TOKYO -- Goldman Sachs plans to bring its fledgling retail banking business to Japan, using a low-overhead digital model cultivated in the U.S. to break into what it sees as a growth market for financial technology.
"We're considering expanding our Marcus consumer business into Japan," Goldman Sachs Japan President Masanori Mochida said at a Thursday symposium on financial innovation co-hosted by Nikkei and the economics faculty of Japan's Keio University.
Marcus, Goldman's first foray into retail banking, launched in the U.S. in 2016 and expanded into the U.K. this past September. The online banking service, which offers loans and high-interest savings accounts to consumers, now has 2 million customers and $30 billion in deposits.
The American financial giant is weighing whether it can replicate this success in Japan. Its compatriot Citigroup bowed out of Japanese retail banking in 2015, while U.K.-based HSBC Holdings and Standard Chartered announced their exits in 2012.
Goldman plans to enter into talks with the Financial Services Agency on obtaining the necessary licenses.
Financial companies have been searching for new growth drivers to pick up the slack from trading desks that have struggled amid years of ultralow interest rates.

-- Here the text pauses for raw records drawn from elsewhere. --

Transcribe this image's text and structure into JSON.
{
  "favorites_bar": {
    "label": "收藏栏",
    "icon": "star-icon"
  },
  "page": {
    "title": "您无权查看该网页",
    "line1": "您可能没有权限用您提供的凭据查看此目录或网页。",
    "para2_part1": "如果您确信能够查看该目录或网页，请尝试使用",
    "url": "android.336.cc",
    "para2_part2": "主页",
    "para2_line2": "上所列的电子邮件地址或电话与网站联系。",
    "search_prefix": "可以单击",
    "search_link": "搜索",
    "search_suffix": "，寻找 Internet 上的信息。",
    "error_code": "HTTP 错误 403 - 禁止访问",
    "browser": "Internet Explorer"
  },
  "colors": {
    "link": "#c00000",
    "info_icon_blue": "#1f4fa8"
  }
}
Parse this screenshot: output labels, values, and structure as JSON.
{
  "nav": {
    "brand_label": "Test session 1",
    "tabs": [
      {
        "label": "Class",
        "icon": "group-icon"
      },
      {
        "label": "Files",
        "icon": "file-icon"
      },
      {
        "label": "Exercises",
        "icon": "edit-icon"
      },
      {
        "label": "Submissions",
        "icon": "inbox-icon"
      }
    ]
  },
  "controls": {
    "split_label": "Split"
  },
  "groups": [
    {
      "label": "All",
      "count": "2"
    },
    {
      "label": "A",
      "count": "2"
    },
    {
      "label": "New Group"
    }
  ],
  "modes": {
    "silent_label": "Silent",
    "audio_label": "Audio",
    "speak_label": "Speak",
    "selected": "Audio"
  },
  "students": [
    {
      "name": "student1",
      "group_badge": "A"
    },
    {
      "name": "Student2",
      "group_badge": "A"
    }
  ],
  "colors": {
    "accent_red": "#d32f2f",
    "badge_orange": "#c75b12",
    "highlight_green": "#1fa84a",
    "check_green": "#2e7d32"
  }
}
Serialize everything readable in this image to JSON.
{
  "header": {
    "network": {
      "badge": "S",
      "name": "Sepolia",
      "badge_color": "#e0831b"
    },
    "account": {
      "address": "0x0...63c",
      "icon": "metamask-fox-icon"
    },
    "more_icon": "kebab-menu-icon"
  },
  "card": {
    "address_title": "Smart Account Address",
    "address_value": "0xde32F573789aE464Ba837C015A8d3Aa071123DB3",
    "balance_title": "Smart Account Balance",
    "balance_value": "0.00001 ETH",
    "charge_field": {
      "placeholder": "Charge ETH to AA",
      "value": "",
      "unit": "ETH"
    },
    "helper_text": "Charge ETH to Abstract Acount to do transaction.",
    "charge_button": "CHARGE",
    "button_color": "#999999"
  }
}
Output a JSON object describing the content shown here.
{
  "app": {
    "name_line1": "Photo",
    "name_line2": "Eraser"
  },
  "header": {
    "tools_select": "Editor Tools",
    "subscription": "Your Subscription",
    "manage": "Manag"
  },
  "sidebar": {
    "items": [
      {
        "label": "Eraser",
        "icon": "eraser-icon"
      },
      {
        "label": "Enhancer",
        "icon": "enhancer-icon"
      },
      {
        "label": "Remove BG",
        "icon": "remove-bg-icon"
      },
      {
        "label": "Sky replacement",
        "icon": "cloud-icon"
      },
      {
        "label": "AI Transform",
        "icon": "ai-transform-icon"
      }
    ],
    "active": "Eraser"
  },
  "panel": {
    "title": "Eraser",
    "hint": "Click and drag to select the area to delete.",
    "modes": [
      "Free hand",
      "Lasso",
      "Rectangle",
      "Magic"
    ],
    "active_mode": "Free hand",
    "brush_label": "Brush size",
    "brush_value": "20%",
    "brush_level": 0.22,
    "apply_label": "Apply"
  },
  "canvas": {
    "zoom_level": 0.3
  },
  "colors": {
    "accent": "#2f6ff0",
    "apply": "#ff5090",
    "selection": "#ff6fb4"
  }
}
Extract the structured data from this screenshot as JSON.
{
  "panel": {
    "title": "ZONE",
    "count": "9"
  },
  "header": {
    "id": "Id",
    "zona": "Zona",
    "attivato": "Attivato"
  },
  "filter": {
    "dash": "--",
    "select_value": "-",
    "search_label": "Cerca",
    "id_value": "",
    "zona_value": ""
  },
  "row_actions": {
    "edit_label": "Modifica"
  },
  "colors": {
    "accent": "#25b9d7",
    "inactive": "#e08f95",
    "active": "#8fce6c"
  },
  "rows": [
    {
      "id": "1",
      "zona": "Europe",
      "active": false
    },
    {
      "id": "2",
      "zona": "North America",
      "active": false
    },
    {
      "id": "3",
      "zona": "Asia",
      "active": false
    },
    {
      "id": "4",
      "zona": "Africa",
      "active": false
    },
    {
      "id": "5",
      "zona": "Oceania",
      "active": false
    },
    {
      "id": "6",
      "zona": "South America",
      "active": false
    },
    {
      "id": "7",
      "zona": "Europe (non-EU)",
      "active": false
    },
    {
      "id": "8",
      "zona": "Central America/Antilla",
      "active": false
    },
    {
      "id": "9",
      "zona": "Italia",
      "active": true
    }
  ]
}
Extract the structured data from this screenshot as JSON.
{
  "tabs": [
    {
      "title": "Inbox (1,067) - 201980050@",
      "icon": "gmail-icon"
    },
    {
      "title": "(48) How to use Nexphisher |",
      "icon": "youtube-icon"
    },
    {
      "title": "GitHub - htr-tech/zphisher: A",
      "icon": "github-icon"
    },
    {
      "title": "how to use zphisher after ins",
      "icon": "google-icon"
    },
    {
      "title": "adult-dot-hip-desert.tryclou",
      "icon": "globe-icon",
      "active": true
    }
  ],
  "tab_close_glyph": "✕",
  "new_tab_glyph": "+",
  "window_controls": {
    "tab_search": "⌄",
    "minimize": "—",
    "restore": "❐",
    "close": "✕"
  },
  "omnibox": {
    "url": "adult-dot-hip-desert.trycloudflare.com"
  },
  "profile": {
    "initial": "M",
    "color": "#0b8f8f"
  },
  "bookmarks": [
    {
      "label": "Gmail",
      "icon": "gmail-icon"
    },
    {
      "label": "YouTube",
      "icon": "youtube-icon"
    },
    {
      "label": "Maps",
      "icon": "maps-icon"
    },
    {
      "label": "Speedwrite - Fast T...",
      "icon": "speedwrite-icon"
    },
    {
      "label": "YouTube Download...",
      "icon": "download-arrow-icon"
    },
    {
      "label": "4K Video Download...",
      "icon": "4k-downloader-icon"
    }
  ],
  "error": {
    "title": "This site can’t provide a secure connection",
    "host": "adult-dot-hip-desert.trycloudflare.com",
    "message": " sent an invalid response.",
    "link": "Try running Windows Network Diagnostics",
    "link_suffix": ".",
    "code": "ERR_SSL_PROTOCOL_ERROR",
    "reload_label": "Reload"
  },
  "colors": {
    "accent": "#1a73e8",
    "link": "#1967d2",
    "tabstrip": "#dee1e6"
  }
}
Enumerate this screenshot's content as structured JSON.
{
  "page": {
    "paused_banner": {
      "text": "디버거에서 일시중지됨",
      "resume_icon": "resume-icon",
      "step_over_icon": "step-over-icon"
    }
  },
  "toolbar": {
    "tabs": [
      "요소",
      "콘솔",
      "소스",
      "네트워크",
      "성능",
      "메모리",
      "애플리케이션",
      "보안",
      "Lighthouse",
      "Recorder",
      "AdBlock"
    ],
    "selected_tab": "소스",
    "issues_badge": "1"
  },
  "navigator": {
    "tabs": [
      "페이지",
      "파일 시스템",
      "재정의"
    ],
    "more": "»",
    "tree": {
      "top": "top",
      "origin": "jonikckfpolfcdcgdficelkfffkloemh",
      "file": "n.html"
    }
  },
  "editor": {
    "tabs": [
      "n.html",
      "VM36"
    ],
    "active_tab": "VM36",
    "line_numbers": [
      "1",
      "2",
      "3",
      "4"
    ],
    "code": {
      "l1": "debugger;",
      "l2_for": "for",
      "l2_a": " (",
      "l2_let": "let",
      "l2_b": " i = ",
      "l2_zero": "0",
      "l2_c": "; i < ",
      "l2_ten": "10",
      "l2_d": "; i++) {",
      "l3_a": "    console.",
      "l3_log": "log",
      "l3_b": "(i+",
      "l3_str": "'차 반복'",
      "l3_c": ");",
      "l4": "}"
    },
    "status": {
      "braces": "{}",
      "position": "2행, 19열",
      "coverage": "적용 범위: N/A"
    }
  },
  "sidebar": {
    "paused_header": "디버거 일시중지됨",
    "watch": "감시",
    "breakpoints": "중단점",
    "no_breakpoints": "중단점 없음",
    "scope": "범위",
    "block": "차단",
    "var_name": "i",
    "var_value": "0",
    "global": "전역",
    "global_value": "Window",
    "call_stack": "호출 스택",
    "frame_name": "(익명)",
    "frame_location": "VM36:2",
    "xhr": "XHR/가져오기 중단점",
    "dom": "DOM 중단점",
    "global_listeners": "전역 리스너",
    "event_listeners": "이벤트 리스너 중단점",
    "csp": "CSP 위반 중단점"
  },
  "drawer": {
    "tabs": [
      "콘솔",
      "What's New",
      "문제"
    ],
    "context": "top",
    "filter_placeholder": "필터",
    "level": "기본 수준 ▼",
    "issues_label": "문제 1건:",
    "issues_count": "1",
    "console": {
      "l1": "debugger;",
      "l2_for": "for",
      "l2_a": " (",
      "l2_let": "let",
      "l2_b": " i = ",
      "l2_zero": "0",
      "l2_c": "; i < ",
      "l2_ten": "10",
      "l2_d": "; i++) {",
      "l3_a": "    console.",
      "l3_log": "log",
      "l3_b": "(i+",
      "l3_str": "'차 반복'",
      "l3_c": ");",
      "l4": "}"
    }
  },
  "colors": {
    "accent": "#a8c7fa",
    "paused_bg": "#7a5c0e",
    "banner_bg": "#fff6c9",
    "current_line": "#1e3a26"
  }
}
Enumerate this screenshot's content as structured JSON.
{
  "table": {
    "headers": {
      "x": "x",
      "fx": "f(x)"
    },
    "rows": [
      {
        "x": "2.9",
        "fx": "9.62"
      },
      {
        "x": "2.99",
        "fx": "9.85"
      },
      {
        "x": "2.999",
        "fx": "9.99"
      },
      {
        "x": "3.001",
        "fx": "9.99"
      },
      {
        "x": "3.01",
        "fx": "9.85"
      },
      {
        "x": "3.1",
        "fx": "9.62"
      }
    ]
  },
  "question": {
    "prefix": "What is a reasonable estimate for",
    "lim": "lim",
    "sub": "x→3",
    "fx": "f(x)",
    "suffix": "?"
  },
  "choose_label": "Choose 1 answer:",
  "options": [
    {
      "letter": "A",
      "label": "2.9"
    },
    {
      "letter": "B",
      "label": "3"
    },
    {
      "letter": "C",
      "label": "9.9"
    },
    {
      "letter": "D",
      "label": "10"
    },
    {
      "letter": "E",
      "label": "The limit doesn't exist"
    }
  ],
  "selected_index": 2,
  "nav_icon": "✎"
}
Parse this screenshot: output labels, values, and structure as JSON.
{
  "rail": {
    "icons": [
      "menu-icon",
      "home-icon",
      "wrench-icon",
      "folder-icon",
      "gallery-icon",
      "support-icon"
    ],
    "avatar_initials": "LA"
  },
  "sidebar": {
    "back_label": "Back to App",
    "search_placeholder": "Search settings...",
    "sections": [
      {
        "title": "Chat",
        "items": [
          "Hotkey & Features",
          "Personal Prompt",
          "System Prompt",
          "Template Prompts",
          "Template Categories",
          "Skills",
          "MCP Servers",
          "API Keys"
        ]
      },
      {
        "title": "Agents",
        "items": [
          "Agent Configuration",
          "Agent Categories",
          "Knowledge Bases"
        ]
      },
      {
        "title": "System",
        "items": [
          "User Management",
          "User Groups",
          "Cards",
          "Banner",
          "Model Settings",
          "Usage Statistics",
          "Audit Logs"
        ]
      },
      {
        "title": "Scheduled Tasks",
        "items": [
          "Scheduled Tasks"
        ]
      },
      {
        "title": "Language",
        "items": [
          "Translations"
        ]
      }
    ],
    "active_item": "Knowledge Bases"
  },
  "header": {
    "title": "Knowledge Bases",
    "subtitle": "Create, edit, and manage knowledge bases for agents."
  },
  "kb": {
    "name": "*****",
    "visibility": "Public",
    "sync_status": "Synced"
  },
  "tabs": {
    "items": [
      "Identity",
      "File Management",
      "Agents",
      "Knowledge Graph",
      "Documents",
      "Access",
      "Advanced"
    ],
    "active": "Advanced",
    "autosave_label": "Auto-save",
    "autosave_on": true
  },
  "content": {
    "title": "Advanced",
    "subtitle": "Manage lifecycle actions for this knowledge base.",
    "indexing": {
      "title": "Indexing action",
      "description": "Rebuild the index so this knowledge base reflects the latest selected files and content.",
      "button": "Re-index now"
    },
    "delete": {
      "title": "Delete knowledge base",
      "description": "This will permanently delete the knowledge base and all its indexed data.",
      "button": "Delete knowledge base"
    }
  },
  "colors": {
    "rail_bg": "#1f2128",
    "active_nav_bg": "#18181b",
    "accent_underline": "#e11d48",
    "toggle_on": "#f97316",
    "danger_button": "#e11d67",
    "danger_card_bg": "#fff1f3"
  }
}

Goldman sees fintech as one such engine.
"The digitalization taking place in the finance sector is good for us," Mochida said, adding that relatively low "legacy costs" -- such as bank branches -- give the company an edge.
Goldman in April acquired the startup behind personal finance app Clarity Money, which uses artificial intelligence to analyze financial transactions and credit card information. Clarity is being integrated with Marcus to improve the service.
With low interest rates weighing on earnings after the financial crisis, Goldman began considering a foray into consumer lending around 2014. The sector's rapid technological progress in recent years convinced the company that it could expand its customer base beyond its traditional clientele of big businesses and wealthy investors to regular consumers.
Goldman's lack of experience in consumer banking has spurred it to pick up talent from such nontraditional sources as credit card companies and Facebook to acquire know-how. It is also teaming up with Apple to launch an Apple Pay-branded credit card.